1- 8 1s+2s set twice, 1s+2s dance RH across
9-16 1s cast below 3s and dance up to top, 1s cast 1 place and face 1st corners
17-24 1s turn 1st corner RH and turn partner LH, turn 2nd corner RH and partner LH to end 2nd place own sides
25-32 1s+3s dance R&L
(MINICRIB, Dance Crib compiled by Charles Upton, Deeside Caledonian Society, and his successors)
Ye banks, and braes, and streams around
The castle o' Montgomery,
Green be your woods, and fair your flowers,
Your waters never drumlie!
There simmer first unfauld her robes,
And there the langest tarry;
For there I took the last Fareweel
O' my sweet Highland Mary.
It is one of three works dedicated to Mary Campbell, with whom Burns was in love in the 1780s. The others, "Highland Lassie, O" and "Will Ye Go to the Indies My Mary?", were composed in 1786. "Highland Mary" consists of four stanzas that speak of Burns's affection for the lady, his melancholy at her death and his continued memory of her.
Burns said of his song, "This was a composition of mine in very early life, before I was known at all in the world. My Highland lassie was a warm-hearted charming young creature as ever blessed a man with generous love. After a pretty long tract of the most ardent reciprocal attachment we met by appointment, on the second Sunday of May, in a sequestered spot by the Banks of Ayr, where we spent the day in taking farewell, before she should embark for the West Highlands to arrange matters among her friends for our projected change of life. At the close of Autumn following she crossed the sea to meet me at Greenock, where she had scarce landed when she was seized with a malignant fever, which hurried my dear girl to the grave in a few days, before I could even hear of her illness." She was staying in Greenock with relatives whilst waiting to take up employment with the family of Colonel McIvor at Glasgow.
Mary Campbell died at the age of 23, around 20 October 1786, probably from Typhus contracted when nursing her brother Robert. She was buried in the old West Kirk churchyard at Greenock, in a lair owned by her host and relation Peter Macpherson.

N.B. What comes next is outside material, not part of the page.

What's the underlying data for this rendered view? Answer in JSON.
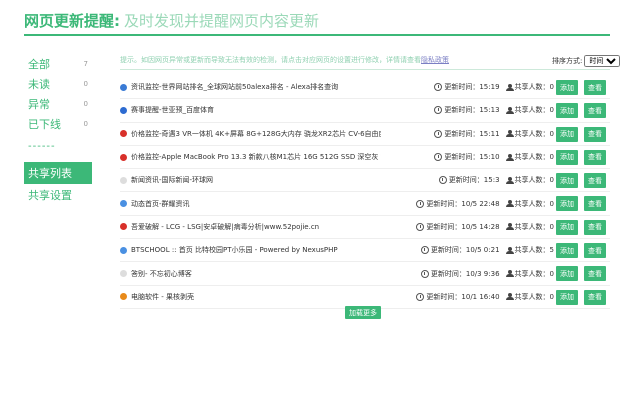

In 1842 a monument in her memory was designed by John Mossman. A statue of her by David Watson Stevenson was also erected in 1896 at Dunoon on the Castle Hill, overlooking the Firth of Clyde. In a solemn ceremony on 13 November 1920 Mary's remains were re-interred in Greenock Cemetery under the 1842 Mossman monument moved from the old West Kirkyard.